It happens more than often than it should.
You go to the dentist and while you are there for your teeth, you can’t stop thinking about the fact that you have not been eating well or that sleeping more than 5 hours a night is a pipe dream.
Of course, you are not going to mention this to your dentist because why would they care and it does not seem to be relevant to dentistry. While this may be true, it is still important to you and could be the cause of your toothache vs. the other way around.
You walk out of the dentists office and while you may now have medication for the toothache, you still have not had your deepest concern addressed—your sleep and lack of appetite.
How could this have gone differently?
As a healthcare practitioner, we specialize in our respective fields, but we must also consider what may be out of our scope depending on the needs of our clients.
For example, if I have a client come in with low back pain but I don’t ask them what it has limited them in doing, I may not find out that they have cut out certain foods that lead to back pain which means that I should refer them for a consult with a Dietitian or Gastrointestinal specialist.
With all that said, all healthcare practitioners should be trying to make an accurate diagnosis but, more importantly, figure out how the clients life is effected by it and what lifestyle factors could be the cause in the first place.
Here are 4 questions that ever healthcare practitioner should be asking you but isn’t:
HOW MUCH SLEEP DO YOU GET?
Sleep is one of the most important things that we can do for our body. It helps with mental clarity, recovery, mood, energy and a whole host of other benefits. On the flip side, when enough sleep is not being had, it can increase pain sensitivity, injury risk, and stress levels. Over time, lack of sleep can lead to decreased quality of life.
Why don’t more practitioners ask about this? I don’t have the answer to that, but I can tell you that anecdotally, when my clients get better sleep, they are happier and their pain levels are significantly lower from when they are not able to sleep.
If you are having trouble sleeping, please, mention it to your healthcare provider.
WHAT IS YOUR GOAL?
This seems like a simple question but it is important. How often do you go in for an appointment and are told what you have to do but now how it relates to what your goal is? How a healthcare practitioner advises someone who wants to run a marathon is going to be different than someone who wants to walk for 20 minutes a day with his dog.
Know what your goal is and make sure that you mention why it is important that you get back to or get closer to that goal. Saying you have knee pain is one thing, but explaining how that knee pain does not allow you to play with your 5-year-old son has more depth and understanding.
HOW MUCH WATER ARE YOU DRINKING EACH DAY?
Often times, we tend to throw the baby out with the bathwater. The second we experience discomfort or we are not seeing fitness results, we expect the worst.
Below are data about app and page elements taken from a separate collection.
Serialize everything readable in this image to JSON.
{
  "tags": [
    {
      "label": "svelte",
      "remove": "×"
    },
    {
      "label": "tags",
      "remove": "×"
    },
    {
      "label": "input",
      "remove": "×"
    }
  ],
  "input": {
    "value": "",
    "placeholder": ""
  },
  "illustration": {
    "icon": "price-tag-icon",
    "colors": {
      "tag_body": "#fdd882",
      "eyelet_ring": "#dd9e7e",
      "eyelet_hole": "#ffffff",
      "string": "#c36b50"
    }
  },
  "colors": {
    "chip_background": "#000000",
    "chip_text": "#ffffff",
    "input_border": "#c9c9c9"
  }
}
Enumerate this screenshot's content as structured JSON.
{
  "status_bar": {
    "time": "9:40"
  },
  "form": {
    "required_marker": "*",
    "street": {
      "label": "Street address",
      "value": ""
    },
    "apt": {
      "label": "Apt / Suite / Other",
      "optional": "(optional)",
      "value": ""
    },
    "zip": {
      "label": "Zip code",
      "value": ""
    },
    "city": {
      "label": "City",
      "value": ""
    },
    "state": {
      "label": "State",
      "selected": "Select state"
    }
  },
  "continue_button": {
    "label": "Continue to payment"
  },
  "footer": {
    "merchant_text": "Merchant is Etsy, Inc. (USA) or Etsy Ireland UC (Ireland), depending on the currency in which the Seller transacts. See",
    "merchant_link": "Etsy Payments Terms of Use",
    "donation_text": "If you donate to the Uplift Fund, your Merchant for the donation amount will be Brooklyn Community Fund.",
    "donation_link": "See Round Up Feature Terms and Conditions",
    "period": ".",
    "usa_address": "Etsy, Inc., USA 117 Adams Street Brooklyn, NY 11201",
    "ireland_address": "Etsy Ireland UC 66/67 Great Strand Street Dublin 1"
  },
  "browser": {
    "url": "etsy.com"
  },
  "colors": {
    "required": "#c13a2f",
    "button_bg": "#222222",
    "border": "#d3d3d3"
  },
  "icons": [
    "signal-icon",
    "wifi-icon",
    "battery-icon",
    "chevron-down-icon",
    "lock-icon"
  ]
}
Before assuming lack of results or progress are due to a rare virus you may have acquired 10 years ago while you were in college and shared a Sprite with your roommate called Spritewithyourfrienditis. First, start with the simple question——are you drinking enough water?
Like sleep, water is essential for optimal function of our bodies. We are mostly made up of water, so, you can imagine how poorly we are going to operate if we don’t have one of our bodies most important sources of energy.
WHAT DO YOU THINK IS GOING ON?
Seems odd that one would seek out a healthcare practitioner only to be asked what they thought was going on, right? Not really.
A mentor of mine used to say “If you listen long enough, the patient will always give you the answer.”
So many of clients do not realize that as they tell their story, they are making my job easier by telling me what is most likely the cause of why they have come in for a consult.
Of course, this does not happen every time but every healthcare practitioner should give their client an opportunity to explain what may have happened. We may be good at what we do, but all the tests and measures we perform are nowhere near as important as a client history and their belief of what may have lead to why they have sought out a consult.
If you are a practitioner, don’t make this mistake.
If you are an individual seeking out a consult with a practitioner, make sure you tell your story. If you are not given the opportunity to, find a new practitioner.